Dez: Great time, absolutely a good time. First of all, I’m a fan of all music, you know? I listen to everything from blues to black metal, but I was never a massive Iron Maiden fan. I know people are going to hate on me now having said that. “Don’t hate on me right now!!” (laughs) So I was never huge into them, but I was always respectful of what they were and what they mean to the genre. When they (Kerrang!) came to us with this cover, Jeff (Kendrick) forwarded it to me and read the lyrics and I was like, “Oh man! This song is about touring. I can relate so much to this song.” We were in the studio 48 hours later laying it down. It just felt natural. I had a great time doing it; I thought the band did a terrific job. Covers can be really hit and miss, so I appreciate what you said about that cover. I think we probably hit our mark on that song and I’m real proud of it. And I say this knowing that we are just now getting ready to go and do a Metallica cover.

Mike: Nice.

Dez: In the next couple of days here in L.A. for a magazine, you know? And again, these things are so hit and miss. I’m nervous when we do covers.

Mike: I have a lot of compilation albums. I like cover versions a lot, and I have very few compilation albums where every fucking track is good.
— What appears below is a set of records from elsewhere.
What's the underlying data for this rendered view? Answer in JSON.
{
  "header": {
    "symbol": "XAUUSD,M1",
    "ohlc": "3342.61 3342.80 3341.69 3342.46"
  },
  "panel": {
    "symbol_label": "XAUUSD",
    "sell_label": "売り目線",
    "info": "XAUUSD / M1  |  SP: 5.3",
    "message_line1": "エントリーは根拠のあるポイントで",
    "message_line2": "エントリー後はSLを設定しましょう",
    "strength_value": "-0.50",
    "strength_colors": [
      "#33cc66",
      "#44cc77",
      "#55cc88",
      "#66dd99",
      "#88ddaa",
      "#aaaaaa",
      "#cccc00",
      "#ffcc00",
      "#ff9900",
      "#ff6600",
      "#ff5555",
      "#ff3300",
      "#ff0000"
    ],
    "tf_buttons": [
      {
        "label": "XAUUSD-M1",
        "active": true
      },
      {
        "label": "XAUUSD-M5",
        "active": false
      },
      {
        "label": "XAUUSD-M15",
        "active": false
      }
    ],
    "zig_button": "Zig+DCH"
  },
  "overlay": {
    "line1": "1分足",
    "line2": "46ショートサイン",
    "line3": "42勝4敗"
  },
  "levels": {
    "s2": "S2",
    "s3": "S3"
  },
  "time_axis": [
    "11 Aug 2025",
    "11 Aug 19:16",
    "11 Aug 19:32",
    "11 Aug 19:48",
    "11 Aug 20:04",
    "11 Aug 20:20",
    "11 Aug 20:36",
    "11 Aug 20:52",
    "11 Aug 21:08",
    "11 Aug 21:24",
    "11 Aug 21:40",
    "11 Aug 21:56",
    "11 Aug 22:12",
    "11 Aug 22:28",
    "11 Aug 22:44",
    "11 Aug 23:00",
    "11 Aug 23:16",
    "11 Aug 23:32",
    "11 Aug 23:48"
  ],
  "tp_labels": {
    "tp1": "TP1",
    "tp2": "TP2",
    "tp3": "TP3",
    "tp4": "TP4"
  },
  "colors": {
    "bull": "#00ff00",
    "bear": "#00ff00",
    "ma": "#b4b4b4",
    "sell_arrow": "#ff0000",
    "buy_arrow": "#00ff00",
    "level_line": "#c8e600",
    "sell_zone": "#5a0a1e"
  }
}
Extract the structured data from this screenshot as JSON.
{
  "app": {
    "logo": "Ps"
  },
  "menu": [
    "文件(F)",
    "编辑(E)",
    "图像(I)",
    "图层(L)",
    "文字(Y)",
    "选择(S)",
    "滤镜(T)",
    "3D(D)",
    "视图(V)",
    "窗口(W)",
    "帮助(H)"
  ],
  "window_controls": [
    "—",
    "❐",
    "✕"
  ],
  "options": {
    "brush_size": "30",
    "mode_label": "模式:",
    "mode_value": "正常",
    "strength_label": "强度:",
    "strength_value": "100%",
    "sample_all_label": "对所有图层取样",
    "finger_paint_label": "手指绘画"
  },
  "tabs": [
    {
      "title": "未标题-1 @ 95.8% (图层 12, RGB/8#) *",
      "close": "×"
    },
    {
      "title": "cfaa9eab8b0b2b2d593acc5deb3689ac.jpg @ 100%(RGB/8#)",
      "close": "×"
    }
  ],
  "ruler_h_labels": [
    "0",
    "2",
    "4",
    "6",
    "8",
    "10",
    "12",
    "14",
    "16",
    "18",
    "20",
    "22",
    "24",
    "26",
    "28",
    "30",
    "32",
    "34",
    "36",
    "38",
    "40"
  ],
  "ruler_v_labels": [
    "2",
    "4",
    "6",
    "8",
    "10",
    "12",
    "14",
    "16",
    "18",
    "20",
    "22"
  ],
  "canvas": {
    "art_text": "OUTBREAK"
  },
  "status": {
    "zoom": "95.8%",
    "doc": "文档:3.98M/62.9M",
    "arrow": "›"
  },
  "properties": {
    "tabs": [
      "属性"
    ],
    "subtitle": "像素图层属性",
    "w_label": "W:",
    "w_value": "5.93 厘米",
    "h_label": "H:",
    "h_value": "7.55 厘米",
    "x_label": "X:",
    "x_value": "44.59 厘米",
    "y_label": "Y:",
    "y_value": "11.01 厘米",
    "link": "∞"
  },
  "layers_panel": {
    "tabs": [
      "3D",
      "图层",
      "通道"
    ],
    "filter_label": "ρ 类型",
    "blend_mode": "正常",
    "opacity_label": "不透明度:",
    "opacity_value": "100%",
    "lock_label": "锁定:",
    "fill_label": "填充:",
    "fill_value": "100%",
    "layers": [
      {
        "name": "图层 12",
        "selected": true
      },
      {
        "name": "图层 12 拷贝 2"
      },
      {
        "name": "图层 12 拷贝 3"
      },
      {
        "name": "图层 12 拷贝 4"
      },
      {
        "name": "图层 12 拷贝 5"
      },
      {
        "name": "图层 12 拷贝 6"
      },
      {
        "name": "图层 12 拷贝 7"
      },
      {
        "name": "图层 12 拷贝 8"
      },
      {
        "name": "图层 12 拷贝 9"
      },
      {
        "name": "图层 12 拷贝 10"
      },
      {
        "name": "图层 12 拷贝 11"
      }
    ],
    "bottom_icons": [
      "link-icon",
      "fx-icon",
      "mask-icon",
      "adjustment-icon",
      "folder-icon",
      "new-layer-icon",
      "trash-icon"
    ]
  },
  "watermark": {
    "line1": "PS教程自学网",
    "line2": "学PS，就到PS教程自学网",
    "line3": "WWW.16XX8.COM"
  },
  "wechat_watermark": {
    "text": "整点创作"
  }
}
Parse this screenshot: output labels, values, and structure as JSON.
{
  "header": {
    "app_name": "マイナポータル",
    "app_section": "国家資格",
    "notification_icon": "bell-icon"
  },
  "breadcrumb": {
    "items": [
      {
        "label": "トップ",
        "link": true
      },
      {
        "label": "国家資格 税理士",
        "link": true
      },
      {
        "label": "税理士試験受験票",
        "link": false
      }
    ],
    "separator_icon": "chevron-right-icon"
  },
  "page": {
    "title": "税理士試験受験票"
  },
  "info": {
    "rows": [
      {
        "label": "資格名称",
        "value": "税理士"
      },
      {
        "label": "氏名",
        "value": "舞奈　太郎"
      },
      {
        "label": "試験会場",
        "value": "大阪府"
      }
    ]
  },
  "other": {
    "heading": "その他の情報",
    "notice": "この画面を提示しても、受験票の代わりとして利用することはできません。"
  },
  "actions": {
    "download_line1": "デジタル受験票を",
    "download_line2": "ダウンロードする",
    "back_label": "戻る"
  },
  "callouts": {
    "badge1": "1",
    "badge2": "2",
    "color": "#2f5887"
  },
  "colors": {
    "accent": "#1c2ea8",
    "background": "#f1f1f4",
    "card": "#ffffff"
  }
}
Maiden Heaven was a giveaway with a magazine. I didn’t even really have to shell out for it – it came with a magazine I likely would have bought anyway. It’s still a game-changer as far as what a magazine can do as far as delivering value-added for their readership.

Dez: Pretty cool, man.  Pretty cool. Look, for any artist that is in a band, they will all say the same thing. Just step outside yourself and do something like that. To work with other people on it and step outside of your comfort zone and do a cover, that’s just the icing on the cake for us. It makes it really fun. That was a really good time.

Mike: Do you ever bust that track out live, Dez?

Dez: No, but we have talked about it several times. But no, we never have.

Mike: That would be pretty cool to hear live. Just sayin’.

(laughter)

Dez: It would be cool, it would. And now, I have to say it did give me a whole new respect for Iron Maiden. I’ve really gone back into the catalogue and checked it all out. When we were at Soundwave, we were hanging out with Bruce Dickinson for a while; we got photos with him and we were talking with him a bit. And his kid. Austin, who is in Rise to Remain, he’s great too - really talented. So anyways, I got to walk up to Bruce and say, “Hey, we did a cover!”

(laughter)

Which was so great. It was really cool.

Mike: For me, on the new album, I’ve got two tunes that I just love. I like ‘Hardened’ and I like ‘Shitlist’ a lot. Do you have a personal favourite and what makes that track a favourite for you?

Dez: I’d say those two songs and ‘Blur’ are my favourites. Those three. ‘Hardened’ – if you read the lyrics, that song is really putting some things out there, you know? And ‘Shitlist’ is one of those words that I’m sure you’ve used and I know I’ve used all my life, you know? “Don’t invite that dude… he’s been on my shitlist forever.” “That person’s on the list.” “Don’t have them up on the bus.” We’ve been SAYING it for years and finally I was just ready to write a song about it.

Mike: Thanks so much, Dez. Have an awesome weekend, and I am looking forward to seeing in a few months at Heavy TO.

Dez: Thanks a bunch, Mike.

***